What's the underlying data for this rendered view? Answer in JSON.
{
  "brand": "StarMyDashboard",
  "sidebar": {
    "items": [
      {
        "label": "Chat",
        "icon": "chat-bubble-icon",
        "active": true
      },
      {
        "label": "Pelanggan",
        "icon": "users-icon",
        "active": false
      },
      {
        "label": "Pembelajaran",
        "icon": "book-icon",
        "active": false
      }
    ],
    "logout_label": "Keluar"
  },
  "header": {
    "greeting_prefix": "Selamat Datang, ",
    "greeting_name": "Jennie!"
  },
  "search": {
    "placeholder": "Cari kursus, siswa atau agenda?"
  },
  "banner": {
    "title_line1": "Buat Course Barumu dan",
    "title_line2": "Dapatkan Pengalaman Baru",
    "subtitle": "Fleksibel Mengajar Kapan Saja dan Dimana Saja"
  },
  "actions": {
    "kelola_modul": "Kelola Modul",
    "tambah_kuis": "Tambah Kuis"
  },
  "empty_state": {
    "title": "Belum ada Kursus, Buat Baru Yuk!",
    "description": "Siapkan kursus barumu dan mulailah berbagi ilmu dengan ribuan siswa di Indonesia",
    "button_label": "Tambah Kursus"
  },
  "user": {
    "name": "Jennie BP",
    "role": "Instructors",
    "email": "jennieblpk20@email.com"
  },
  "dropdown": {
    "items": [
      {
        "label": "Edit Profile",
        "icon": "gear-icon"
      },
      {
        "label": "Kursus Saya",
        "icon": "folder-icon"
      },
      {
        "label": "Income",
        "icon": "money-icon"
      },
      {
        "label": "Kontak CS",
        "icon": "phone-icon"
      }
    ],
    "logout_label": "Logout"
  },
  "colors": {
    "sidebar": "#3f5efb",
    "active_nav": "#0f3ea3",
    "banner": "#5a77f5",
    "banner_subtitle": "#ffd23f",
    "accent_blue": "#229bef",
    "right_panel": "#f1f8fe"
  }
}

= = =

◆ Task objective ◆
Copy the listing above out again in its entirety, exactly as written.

◆ Problem solution ◆
What's the underlying data for this rendered view? Answer in JSON.
{
  "brand": "StarMyDashboard",
  "sidebar": {
    "items": [
      {
        "label": "Chat",
        "icon": "chat-bubble-icon",
        "active": true
      },
      {
        "label": "Pelanggan",
        "icon": "users-icon",
        "active": false
      },
      {
        "label": "Pembelajaran",
        "icon": "book-icon",
        "active": false
      }
    ],
    "logout_label": "Keluar"
  },
  "header": {
    "greeting_prefix": "Selamat Datang, ",
    "greeting_name": "Jennie!"
  },
  "search": {
    "placeholder": "Cari kursus, siswa atau agenda?"
  },
  "banner": {
    "title_line1": "Buat Course Barumu dan",
    "title_line2": "Dapatkan Pengalaman Baru",
    "subtitle": "Fleksibel Mengajar Kapan Saja dan Dimana Saja"
  },
  "actions": {
    "kelola_modul": "Kelola Modul",
    "tambah_kuis": "Tambah Kuis"
  },
  "empty_state": {
    "title": "Belum ada Kursus, Buat Baru Yuk!",
    "description": "Siapkan kursus barumu dan mulailah berbagi ilmu dengan ribuan siswa di Indonesia",
    "button_label": "Tambah Kursus"
  },
  "user": {
    "name": "Jennie BP",
    "role": "Instructors",
    "email": "jennieblpk20@email.com"
  },
  "dropdown": {
    "items": [
      {
        "label": "Edit Profile",
        "icon": "gear-icon"
      },
      {
        "label": "Kursus Saya",
        "icon": "folder-icon"
      },
      {
        "label": "Income",
        "icon": "money-icon"
      },
      {
        "label": "Kontak CS",
        "icon": "phone-icon"
      }
    ],
    "logout_label": "Logout"
  },
  "colors": {
    "sidebar": "#3f5efb",
    "active_nav": "#0f3ea3",
    "banner": "#5a77f5",
    "banner_subtitle": "#ffd23f",
    "accent_blue": "#229bef",
    "right_panel": "#f1f8fe"
  }
}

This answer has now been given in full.